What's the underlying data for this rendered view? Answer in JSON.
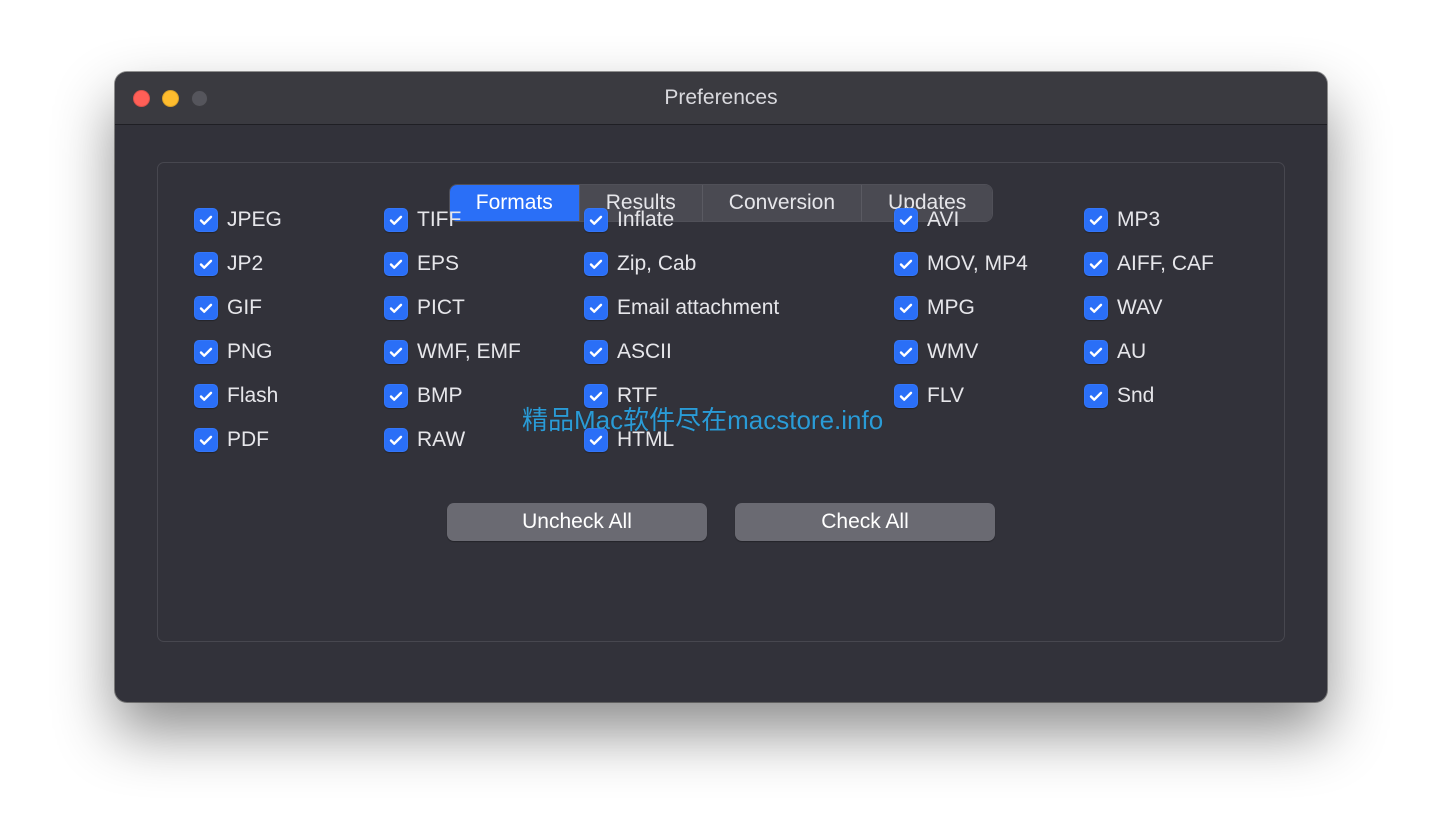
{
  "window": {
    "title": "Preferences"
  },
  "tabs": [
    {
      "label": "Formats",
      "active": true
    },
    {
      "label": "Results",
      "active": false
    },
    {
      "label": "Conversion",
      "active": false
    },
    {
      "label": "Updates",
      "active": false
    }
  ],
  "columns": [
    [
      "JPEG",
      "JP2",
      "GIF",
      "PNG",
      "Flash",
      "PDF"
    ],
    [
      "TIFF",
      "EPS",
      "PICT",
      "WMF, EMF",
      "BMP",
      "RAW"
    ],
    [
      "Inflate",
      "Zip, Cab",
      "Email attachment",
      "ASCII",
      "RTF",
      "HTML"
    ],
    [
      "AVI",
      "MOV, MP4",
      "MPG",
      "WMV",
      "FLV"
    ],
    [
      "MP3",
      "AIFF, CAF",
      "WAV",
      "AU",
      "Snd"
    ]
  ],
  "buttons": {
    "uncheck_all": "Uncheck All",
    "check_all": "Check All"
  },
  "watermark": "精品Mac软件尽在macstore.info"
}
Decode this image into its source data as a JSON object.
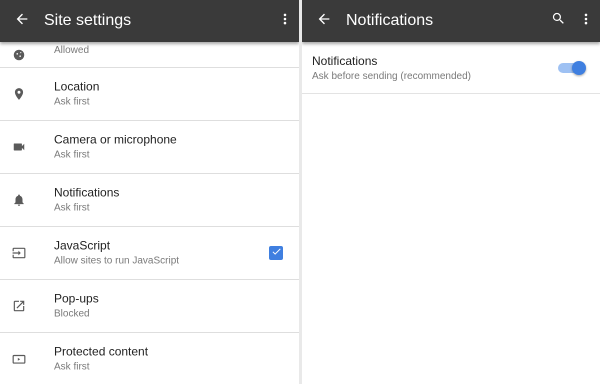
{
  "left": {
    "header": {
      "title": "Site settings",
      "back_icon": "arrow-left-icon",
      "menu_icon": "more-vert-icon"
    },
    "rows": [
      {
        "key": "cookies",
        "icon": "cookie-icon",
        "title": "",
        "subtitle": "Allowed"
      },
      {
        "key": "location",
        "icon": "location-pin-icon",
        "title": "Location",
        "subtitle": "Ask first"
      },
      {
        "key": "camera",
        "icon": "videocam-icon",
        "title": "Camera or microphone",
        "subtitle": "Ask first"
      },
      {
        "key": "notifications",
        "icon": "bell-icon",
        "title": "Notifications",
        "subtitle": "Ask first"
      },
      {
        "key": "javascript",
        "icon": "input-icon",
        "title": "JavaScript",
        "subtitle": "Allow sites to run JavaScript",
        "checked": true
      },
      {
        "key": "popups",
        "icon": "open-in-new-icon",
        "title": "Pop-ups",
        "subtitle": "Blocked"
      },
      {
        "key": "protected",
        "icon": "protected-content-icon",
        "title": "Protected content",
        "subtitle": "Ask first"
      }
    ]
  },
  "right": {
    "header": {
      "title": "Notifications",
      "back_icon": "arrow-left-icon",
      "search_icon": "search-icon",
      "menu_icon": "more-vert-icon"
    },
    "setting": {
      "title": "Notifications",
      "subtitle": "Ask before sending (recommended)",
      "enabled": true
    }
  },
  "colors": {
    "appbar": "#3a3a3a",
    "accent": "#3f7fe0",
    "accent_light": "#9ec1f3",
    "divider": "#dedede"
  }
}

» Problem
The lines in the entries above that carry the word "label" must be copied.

» Answer area
      "label": "Formats",
      "label": "Results",
      "label": "Conversion",
      "label": "Updates",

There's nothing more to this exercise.